=== Section Start ===
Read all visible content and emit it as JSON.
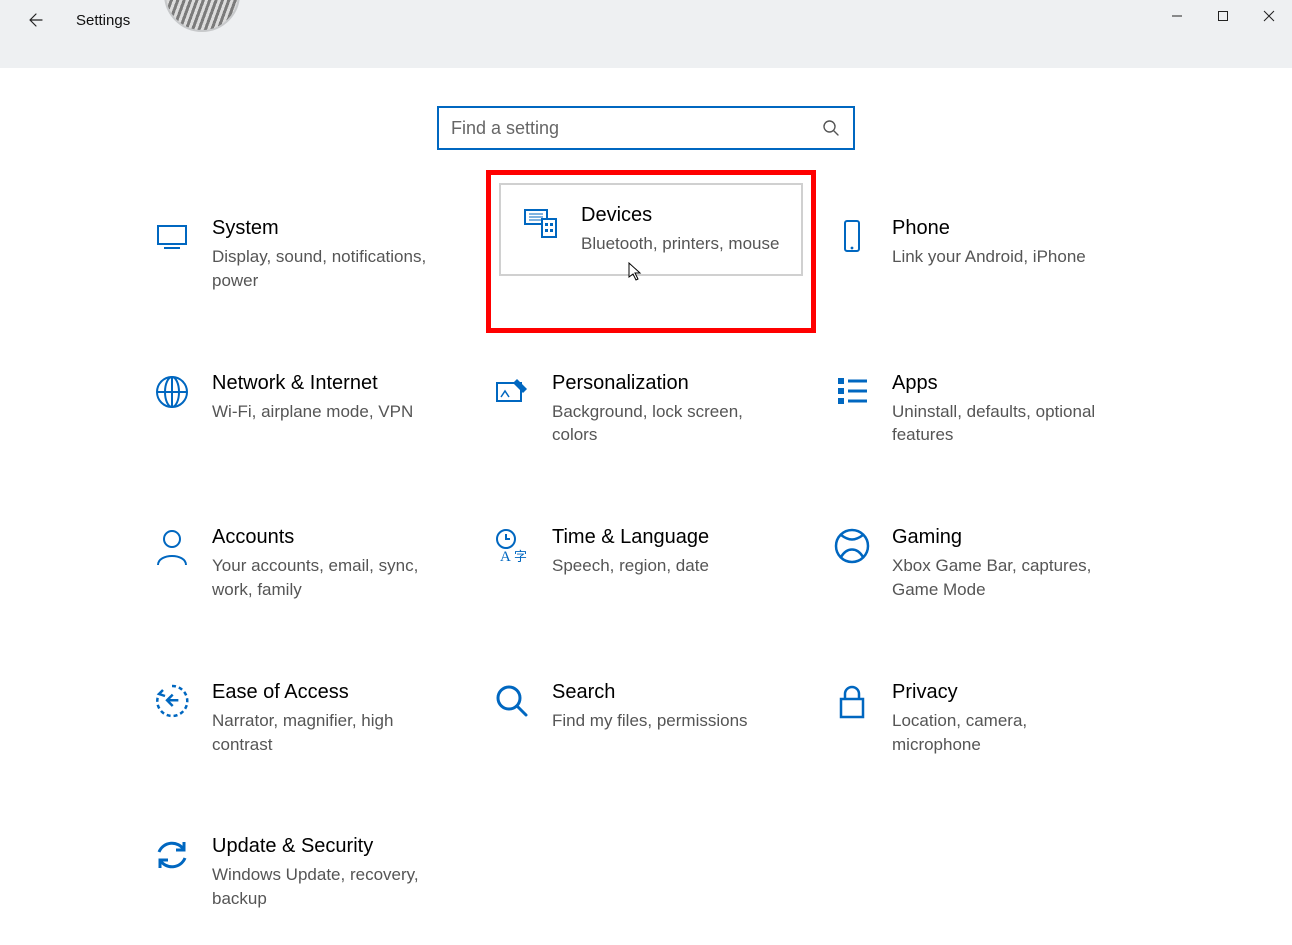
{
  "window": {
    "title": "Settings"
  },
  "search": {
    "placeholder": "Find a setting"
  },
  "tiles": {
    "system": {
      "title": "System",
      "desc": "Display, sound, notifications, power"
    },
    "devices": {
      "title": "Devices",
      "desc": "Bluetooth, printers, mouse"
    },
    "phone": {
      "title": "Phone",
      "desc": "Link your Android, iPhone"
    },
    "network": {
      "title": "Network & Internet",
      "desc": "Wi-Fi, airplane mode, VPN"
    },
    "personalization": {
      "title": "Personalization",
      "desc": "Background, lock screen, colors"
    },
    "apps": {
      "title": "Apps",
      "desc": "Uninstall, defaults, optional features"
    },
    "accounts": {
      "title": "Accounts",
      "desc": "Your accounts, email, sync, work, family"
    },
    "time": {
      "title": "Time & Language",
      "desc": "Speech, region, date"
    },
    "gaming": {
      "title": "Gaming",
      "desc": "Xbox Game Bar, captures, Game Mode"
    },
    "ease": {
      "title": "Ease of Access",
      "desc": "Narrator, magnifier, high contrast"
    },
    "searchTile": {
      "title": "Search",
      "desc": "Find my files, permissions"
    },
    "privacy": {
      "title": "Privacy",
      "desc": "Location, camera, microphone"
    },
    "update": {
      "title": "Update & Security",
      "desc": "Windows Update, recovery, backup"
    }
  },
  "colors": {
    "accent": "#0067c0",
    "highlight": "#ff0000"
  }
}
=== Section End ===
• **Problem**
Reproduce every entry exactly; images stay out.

• **Your response**
Read all visible content and emit it as JSON.
{
  "window": {
    "title": "Settings"
  },
  "search": {
    "placeholder": "Find a setting"
  },
  "tiles": {
    "system": {
      "title": "System",
      "desc": "Display, sound, notifications, power"
    },
    "devices": {
      "title": "Devices",
      "desc": "Bluetooth, printers, mouse"
    },
    "phone": {
      "title": "Phone",
      "desc": "Link your Android, iPhone"
    },
    "network": {
      "title": "Network & Internet",
      "desc": "Wi-Fi, airplane mode, VPN"
    },
    "personalization": {
      "title": "Personalization",
      "desc": "Background, lock screen, colors"
    },
    "apps": {
      "title": "Apps",
      "desc": "Uninstall, defaults, optional features"
    },
    "accounts": {
      "title": "Accounts",
      "desc": "Your accounts, email, sync, work, family"
    },
    "time": {
      "title": "Time & Language",
      "desc": "Speech, region, date"
    },
    "gaming": {
      "title": "Gaming",
      "desc": "Xbox Game Bar, captures, Game Mode"
    },
    "ease": {
      "title": "Ease of Access",
      "desc": "Narrator, magnifier, high contrast"
    },
    "searchTile": {
      "title": "Search",
      "desc": "Find my files, permissions"
    },
    "privacy": {
      "title": "Privacy",
      "desc": "Location, camera, microphone"
    },
    "update": {
      "title": "Update & Security",
      "desc": "Windows Update, recovery, backup"
    }
  },
  "colors": {
    "accent": "#0067c0",
    "highlight": "#ff0000"
  }
}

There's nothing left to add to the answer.